Ethereum‘s market has been noting tremendous growth lately on the back of various decentralized finance [DeFi] applications. However, it didn’t take long for the growth story to be eclipsed by yet another heated discussion on the credentials of Ethereum.
Over the past few weeks, some have attributed such growth to Ponzi schemes running on the network, schemes that are also causing congestion issues. In fact, just recently, Lex Sokolin, Global Fintech Co-head at ConsenSys, spoke of weed-like Ponzis growing underneath the DeFi ecosystem, including MMM and Forsage.
Forsage has been a major factor behind the congestion on the Ethereum blockchain as it is eating up nearly 25% of Ethereum’s bandwidth. Being a DApp, it has the most users and volume and seems to be outperforming legitimate DeFi projects like Compound and Kyber network.
As soon as this pyramid came to light, there were other members of the crypto-community who were quick to take a shot at the efficiency and security of the Ethereum network. Naturally, most of them were maximalists.
Udi Wertheimer, a Bitcoin proponent, spoke of an incident from August 2010, one wherein a bug in the Bitcoin client “accidentally allowed nodes to accept an invalid block with 92,233,720,368 new bitcoins.” The issue was resolved and fixed in time, but Wertheimer was of the opinion that,
“If it happened in Ethereum, no one would know! Maybe it already happened!”

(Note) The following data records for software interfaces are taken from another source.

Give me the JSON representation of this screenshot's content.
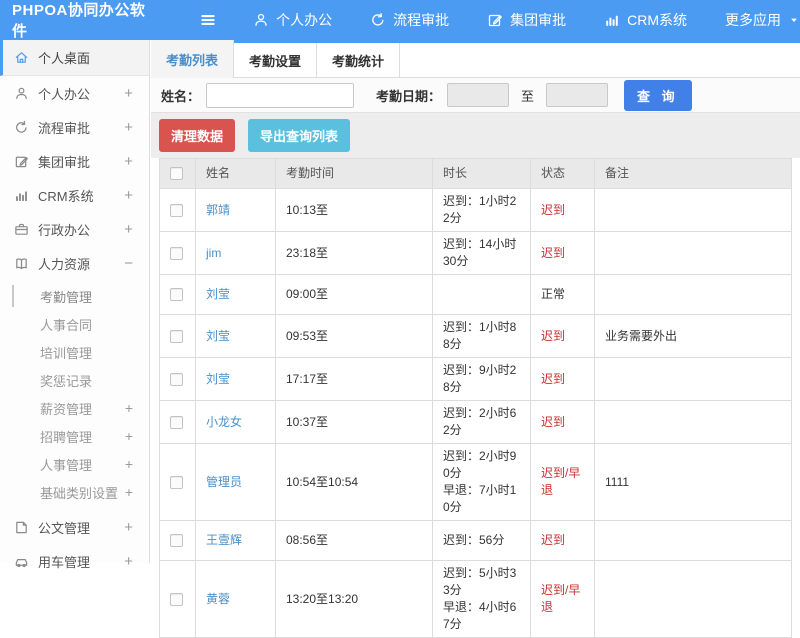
{
  "colors": {
    "header": "#4c9bf2",
    "link": "#4a8fc9",
    "alert": "#c9302c",
    "btn_danger": "#d9534f",
    "btn_info": "#5bc0de",
    "btn_primary": "#4080e8"
  },
  "header": {
    "title": "PHPOA协同办公软件",
    "nav": [
      {
        "key": "personal-office",
        "icon": "user-icon",
        "label": "个人办公"
      },
      {
        "key": "workflow-approval",
        "icon": "redo-icon",
        "label": "流程审批"
      },
      {
        "key": "group-approval",
        "icon": "edit-icon",
        "label": "集团审批"
      },
      {
        "key": "crm-system",
        "icon": "chart-icon",
        "label": "CRM系统"
      },
      {
        "key": "more-apps",
        "icon": "",
        "label": "更多应用",
        "caret": true
      }
    ]
  },
  "sidebar": {
    "items": [
      {
        "key": "personal-desktop",
        "icon": "home-icon",
        "label": "个人桌面",
        "active": true
      },
      {
        "key": "personal-office",
        "icon": "user-icon",
        "label": "个人办公",
        "toggle": "+"
      },
      {
        "key": "workflow-approval",
        "icon": "redo-icon",
        "label": "流程审批",
        "toggle": "+"
      },
      {
        "key": "group-approval",
        "icon": "edit-icon",
        "label": "集团审批",
        "toggle": "+"
      },
      {
        "key": "crm-system",
        "icon": "chart-icon",
        "label": "CRM系统",
        "toggle": "+"
      },
      {
        "key": "admin-office",
        "icon": "briefcase-icon",
        "label": "行政办公",
        "toggle": "+"
      },
      {
        "key": "human-resources",
        "icon": "book-icon",
        "label": "人力资源",
        "toggle": "−",
        "children": [
          {
            "key": "attendance-management",
            "label": "考勤管理",
            "active": true
          },
          {
            "key": "hr-contract",
            "label": "人事合同"
          },
          {
            "key": "training-management",
            "label": "培训管理"
          },
          {
            "key": "reward-punishment",
            "label": "奖惩记录"
          },
          {
            "key": "salary-management",
            "label": "薪资管理",
            "toggle": "+"
          },
          {
            "key": "recruitment-management",
            "label": "招聘管理",
            "toggle": "+"
          },
          {
            "key": "personnel-management",
            "label": "人事管理",
            "toggle": "+"
          },
          {
            "key": "base-category-settings",
            "label": "基础类别设置",
            "toggle": "+"
          }
        ]
      },
      {
        "key": "document-management",
        "icon": "doc-icon",
        "label": "公文管理",
        "toggle": "+"
      },
      {
        "key": "vehicle-management",
        "icon": "car-icon",
        "label": "用车管理",
        "toggle": "+"
      }
    ]
  },
  "tabs": [
    {
      "key": "attendance-list",
      "label": "考勤列表",
      "active": true
    },
    {
      "key": "attendance-settings",
      "label": "考勤设置",
      "active": false
    },
    {
      "key": "attendance-stats",
      "label": "考勤统计",
      "active": false
    }
  ],
  "filter": {
    "name_label": "姓名：",
    "name_value": "",
    "date_label": "考勤日期：",
    "date_from": "",
    "to_label": "至",
    "date_to": "",
    "search_label": "查 询"
  },
  "toolbar": {
    "clean_label": "清理数据",
    "export_label": "导出查询列表"
  },
  "table": {
    "headers": [
      "姓名",
      "考勤时间",
      "时长",
      "状态",
      "备注"
    ],
    "rows": [
      {
        "name": "郭靖",
        "time": "10:13至",
        "duration": [
          "迟到：1小时22分"
        ],
        "status": "迟到",
        "alert": true,
        "note": ""
      },
      {
        "name": "jim",
        "time": "23:18至",
        "duration": [
          "迟到：14小时30分"
        ],
        "status": "迟到",
        "alert": true,
        "note": ""
      },
      {
        "name": "刘莹",
        "time": "09:00至",
        "duration": [],
        "status": "正常",
        "alert": false,
        "note": ""
      },
      {
        "name": "刘莹",
        "time": "09:53至",
        "duration": [
          "迟到：1小时88分"
        ],
        "status": "迟到",
        "alert": true,
        "note": "业务需要外出"
      },
      {
        "name": "刘莹",
        "time": "17:17至",
        "duration": [
          "迟到：9小时28分"
        ],
        "status": "迟到",
        "alert": true,
        "note": ""
      },
      {
        "name": "小龙女",
        "time": "10:37至",
        "duration": [
          "迟到：2小时62分"
        ],
        "status": "迟到",
        "alert": true,
        "note": ""
      },
      {
        "name": "管理员",
        "time": "10:54至10:54",
        "duration": [
          "迟到：2小时90分",
          "早退：7小时10分"
        ],
        "status": "迟到/早退",
        "alert": true,
        "note": "1111"
      },
      {
        "name": "王壹辉",
        "time": "08:56至",
        "duration": [
          "迟到：56分"
        ],
        "status": "迟到",
        "alert": true,
        "note": ""
      },
      {
        "name": "黄蓉",
        "time": "13:20至13:20",
        "duration": [
          "迟到：5小时33分",
          "早退：4小时67分"
        ],
        "status": "迟到/早退",
        "alert": true,
        "note": ""
      }
    ]
  }
}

While such attacks from Bitcoin proponents or so-called “Maxis” are not new for Ethereum and Vitalik Buterin, the co-founder of Ethereum, many others soon joined to highlight an issue with the simplest of metrics – Ethereum’s circulating supply. While Buterin tried to clear the air about the current supply by providing data from a data website, some like Blockstream CSO and Bitcoin maximalist Samson Mow were not convinced.
Pierre Rochard joined the Bitcoin proponents to highlight that the present supply of ETH is not “clearly” known, while Mow provided Bitcoin’s proof of supply to Buterin, once again pitting the two coins against each other.

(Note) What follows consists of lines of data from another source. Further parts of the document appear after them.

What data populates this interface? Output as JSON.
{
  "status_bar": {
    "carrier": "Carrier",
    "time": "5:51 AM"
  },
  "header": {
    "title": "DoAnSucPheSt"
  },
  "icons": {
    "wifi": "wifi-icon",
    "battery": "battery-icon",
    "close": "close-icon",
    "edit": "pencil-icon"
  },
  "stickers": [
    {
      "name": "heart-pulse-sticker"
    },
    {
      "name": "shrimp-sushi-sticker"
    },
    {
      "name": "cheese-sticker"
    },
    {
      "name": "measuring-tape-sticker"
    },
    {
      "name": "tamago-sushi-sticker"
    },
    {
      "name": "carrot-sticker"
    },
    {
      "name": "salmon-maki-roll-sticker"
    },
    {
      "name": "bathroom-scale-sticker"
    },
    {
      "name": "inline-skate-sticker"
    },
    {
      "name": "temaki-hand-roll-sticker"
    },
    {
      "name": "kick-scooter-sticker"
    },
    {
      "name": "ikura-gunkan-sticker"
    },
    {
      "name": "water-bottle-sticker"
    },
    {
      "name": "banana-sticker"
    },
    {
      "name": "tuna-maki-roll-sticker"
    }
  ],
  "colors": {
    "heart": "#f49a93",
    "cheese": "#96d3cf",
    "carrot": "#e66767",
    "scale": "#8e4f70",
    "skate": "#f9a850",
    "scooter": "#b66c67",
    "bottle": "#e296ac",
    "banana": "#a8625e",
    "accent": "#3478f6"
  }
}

However, certain members from the Ethereum community did not see this as a problem. According to Buterin,
“Because we roughly know what it is according to the protocol rules, and we know that there’s so many people running different implementations that a bug would get caught?”
While the debate on circulating supply caught fire, a programmer at MakerDao, Marc-Andre Dumas, jumped in to provide the code that outputs the supply of Ethereum. Dumas asked Rochard to look at his calculations, but like most debates on Twitter, this seemed to be going nowhere.
With the bright minds of the crypto-community trying to figure out the *ACTUAL* supply of Ethereum, the network recently saw transaction fees dip by 75% recently as congestion eased. The transaction fees surged in July, a development that had kept many from carrying out transactions on-chain. However, as per EthGasStation, the average gas fee on Wednesday was notably between 30 and 40 Gwei. The minimum gas was 6 Gwei to confirm the transaction within 30 minutes.